• About this task: Report the count of lines in the records that contain "name", without any added text.
Top of Data in this exercise
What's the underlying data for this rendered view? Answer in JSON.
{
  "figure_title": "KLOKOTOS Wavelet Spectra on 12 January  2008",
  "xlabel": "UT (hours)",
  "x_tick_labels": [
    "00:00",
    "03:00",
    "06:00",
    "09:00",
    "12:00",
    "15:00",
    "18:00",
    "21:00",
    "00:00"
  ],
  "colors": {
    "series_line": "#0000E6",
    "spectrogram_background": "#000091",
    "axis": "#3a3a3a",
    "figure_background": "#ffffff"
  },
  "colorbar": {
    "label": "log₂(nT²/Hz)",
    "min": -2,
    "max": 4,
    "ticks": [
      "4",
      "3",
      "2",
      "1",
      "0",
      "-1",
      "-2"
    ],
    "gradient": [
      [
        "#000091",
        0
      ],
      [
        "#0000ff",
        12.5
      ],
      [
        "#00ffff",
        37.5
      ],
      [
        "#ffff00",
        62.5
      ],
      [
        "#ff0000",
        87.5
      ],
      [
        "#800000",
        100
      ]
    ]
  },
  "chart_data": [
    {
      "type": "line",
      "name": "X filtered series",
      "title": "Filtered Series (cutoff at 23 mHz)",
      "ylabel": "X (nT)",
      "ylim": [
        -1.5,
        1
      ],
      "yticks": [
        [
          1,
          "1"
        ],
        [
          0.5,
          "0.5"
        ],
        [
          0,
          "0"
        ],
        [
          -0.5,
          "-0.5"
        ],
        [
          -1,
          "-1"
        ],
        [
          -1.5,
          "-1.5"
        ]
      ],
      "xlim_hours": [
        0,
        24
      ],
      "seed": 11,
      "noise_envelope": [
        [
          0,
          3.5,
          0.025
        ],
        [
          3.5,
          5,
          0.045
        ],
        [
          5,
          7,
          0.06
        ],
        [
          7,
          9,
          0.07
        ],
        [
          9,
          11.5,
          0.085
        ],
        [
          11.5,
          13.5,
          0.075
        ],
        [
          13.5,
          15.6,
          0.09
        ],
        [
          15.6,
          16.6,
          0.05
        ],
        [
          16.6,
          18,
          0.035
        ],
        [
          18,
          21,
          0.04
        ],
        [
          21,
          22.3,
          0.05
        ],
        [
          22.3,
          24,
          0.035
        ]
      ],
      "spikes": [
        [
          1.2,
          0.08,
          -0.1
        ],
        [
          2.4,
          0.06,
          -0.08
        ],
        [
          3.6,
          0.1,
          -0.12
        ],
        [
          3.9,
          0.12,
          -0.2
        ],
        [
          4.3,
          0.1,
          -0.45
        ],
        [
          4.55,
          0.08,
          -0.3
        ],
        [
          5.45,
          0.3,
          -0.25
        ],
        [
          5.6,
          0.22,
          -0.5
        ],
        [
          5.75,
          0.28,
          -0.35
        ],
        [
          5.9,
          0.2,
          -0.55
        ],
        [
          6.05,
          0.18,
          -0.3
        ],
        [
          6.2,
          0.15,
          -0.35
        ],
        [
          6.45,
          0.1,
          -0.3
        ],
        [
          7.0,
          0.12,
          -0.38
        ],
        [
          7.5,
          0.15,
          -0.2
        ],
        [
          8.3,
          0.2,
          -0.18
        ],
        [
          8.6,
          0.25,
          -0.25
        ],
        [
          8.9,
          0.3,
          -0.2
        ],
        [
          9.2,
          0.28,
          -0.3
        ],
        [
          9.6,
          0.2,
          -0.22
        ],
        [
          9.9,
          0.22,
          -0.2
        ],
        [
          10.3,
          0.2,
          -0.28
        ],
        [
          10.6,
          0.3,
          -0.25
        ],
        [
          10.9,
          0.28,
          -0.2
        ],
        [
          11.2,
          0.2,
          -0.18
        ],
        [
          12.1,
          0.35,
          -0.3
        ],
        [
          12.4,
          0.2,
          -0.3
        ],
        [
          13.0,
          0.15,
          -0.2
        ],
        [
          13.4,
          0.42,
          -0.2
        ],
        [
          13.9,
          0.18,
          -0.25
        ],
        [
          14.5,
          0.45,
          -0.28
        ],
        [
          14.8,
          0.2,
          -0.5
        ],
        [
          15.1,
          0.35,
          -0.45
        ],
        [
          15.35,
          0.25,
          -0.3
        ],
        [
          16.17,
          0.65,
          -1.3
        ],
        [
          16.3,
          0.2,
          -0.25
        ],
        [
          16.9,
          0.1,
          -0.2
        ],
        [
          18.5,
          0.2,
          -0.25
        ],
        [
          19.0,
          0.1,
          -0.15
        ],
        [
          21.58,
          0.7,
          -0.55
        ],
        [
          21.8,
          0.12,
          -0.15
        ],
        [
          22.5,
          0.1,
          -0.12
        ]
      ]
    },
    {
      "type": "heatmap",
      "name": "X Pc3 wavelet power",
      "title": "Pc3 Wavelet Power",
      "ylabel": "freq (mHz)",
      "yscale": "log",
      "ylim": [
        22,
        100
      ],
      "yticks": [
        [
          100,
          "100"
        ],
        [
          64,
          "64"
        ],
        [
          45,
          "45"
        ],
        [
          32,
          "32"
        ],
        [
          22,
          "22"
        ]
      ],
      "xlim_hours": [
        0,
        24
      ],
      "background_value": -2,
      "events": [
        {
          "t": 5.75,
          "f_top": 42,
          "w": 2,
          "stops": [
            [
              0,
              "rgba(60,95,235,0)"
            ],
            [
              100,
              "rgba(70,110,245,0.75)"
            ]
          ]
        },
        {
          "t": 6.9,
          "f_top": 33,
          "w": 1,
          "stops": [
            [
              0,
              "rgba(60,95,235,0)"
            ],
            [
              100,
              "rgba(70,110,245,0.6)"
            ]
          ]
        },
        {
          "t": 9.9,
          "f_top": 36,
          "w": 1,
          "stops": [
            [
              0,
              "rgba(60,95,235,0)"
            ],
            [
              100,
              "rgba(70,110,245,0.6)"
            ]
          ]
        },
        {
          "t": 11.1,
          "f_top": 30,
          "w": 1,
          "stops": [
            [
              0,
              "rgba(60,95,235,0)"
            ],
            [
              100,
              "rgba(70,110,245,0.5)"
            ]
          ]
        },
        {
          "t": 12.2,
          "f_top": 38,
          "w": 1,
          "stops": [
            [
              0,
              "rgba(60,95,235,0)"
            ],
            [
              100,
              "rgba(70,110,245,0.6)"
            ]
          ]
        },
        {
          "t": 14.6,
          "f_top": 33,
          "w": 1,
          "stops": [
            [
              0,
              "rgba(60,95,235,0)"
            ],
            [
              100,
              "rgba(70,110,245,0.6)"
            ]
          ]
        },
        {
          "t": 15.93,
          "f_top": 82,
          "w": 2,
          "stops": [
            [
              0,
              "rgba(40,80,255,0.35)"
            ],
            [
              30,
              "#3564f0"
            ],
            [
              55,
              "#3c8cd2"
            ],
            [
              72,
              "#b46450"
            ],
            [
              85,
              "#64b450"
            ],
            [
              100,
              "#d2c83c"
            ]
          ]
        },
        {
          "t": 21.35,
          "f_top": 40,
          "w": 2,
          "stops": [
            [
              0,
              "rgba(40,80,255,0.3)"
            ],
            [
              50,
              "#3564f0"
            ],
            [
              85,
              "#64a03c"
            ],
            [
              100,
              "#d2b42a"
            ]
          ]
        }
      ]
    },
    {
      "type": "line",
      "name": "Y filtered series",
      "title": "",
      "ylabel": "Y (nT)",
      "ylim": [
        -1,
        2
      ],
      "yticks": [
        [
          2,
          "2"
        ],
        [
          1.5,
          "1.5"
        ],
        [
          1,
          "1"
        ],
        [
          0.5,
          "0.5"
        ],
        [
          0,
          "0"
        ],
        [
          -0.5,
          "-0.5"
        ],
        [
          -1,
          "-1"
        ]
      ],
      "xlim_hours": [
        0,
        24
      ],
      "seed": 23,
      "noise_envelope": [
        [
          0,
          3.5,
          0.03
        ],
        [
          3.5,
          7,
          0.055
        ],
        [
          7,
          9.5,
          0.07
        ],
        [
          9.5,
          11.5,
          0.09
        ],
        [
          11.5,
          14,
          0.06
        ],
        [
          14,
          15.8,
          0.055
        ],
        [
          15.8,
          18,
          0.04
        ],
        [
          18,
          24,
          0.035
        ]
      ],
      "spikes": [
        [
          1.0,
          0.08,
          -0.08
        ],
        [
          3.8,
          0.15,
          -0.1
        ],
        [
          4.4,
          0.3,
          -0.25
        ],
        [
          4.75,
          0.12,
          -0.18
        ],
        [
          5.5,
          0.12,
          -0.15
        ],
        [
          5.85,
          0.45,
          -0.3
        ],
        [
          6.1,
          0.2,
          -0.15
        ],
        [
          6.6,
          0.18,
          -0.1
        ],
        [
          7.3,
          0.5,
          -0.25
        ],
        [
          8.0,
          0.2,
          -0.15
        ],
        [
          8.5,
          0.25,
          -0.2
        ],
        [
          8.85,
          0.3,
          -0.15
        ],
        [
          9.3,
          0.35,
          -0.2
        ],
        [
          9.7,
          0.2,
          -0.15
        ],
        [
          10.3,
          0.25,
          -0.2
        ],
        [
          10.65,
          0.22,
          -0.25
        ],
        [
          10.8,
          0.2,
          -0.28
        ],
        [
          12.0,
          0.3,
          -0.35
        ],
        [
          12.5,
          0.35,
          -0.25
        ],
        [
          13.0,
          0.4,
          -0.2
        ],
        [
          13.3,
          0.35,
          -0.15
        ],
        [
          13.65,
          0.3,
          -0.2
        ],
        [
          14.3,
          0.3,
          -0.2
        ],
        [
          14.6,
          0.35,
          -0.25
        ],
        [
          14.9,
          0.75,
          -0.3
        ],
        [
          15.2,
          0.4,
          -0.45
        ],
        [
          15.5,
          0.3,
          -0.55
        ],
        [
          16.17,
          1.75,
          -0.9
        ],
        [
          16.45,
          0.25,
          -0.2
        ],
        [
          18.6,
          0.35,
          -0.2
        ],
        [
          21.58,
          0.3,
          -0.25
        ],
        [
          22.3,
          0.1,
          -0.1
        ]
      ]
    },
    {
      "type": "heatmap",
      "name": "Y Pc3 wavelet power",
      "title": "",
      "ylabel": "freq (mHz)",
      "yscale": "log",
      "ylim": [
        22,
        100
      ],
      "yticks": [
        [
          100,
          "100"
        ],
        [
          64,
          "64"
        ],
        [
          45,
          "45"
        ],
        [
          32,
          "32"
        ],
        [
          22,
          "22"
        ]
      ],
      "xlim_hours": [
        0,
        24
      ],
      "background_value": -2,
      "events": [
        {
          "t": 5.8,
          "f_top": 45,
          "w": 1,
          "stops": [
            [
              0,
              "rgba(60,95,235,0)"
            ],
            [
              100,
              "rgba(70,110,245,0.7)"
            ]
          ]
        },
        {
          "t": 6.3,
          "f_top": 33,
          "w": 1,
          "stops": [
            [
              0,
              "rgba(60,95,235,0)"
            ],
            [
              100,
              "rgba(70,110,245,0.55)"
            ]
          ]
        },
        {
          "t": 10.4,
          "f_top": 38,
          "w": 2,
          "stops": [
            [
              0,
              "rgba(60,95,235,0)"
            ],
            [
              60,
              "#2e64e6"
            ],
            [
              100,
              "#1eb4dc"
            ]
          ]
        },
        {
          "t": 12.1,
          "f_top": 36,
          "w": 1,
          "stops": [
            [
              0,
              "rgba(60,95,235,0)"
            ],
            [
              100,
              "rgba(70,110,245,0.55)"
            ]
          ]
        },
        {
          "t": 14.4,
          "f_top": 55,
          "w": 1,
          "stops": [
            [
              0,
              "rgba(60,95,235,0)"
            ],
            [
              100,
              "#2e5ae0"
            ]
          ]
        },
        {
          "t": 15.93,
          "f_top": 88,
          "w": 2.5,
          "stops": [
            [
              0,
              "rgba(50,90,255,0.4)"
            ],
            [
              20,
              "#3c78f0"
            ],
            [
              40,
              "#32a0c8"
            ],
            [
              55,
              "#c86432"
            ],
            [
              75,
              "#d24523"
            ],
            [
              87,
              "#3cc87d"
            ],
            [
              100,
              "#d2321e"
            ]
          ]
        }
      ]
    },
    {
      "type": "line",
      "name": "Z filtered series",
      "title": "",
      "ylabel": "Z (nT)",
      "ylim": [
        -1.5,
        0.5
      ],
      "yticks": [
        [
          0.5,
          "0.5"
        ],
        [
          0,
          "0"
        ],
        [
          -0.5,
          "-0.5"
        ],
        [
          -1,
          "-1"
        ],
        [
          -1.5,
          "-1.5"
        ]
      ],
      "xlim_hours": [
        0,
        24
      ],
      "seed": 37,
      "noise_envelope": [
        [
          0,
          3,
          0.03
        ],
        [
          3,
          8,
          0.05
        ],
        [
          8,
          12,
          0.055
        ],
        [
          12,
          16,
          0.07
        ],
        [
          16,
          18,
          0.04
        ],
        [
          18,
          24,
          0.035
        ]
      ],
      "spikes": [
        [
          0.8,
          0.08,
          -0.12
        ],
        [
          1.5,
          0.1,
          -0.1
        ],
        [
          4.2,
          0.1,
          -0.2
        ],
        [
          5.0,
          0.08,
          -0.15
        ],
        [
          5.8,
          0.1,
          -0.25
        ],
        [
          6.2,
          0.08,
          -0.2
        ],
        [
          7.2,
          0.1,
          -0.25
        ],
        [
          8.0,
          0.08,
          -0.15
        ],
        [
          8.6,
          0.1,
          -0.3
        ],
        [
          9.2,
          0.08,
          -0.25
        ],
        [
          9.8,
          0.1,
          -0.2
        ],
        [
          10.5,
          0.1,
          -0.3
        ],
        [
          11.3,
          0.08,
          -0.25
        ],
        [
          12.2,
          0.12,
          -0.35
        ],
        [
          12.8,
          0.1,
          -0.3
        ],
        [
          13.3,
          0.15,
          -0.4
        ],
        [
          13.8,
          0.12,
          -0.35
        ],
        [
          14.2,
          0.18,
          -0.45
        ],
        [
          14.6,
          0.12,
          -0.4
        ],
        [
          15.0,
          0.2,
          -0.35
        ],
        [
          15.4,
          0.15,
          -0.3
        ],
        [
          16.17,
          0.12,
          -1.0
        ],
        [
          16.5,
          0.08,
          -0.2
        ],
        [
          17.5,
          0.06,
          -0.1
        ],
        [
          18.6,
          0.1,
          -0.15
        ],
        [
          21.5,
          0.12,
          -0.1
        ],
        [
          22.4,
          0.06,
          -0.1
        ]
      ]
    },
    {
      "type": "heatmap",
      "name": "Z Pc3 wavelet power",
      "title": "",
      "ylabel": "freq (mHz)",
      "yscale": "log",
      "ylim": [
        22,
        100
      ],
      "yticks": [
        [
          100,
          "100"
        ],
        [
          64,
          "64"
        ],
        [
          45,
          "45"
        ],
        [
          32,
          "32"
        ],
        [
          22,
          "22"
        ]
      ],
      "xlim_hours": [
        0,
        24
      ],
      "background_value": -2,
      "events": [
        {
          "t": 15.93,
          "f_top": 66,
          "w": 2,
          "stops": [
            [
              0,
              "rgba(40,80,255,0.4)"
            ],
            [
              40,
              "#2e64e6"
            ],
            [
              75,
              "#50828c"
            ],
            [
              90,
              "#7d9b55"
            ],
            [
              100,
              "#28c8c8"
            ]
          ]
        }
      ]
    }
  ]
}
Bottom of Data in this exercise
• Task solution: 6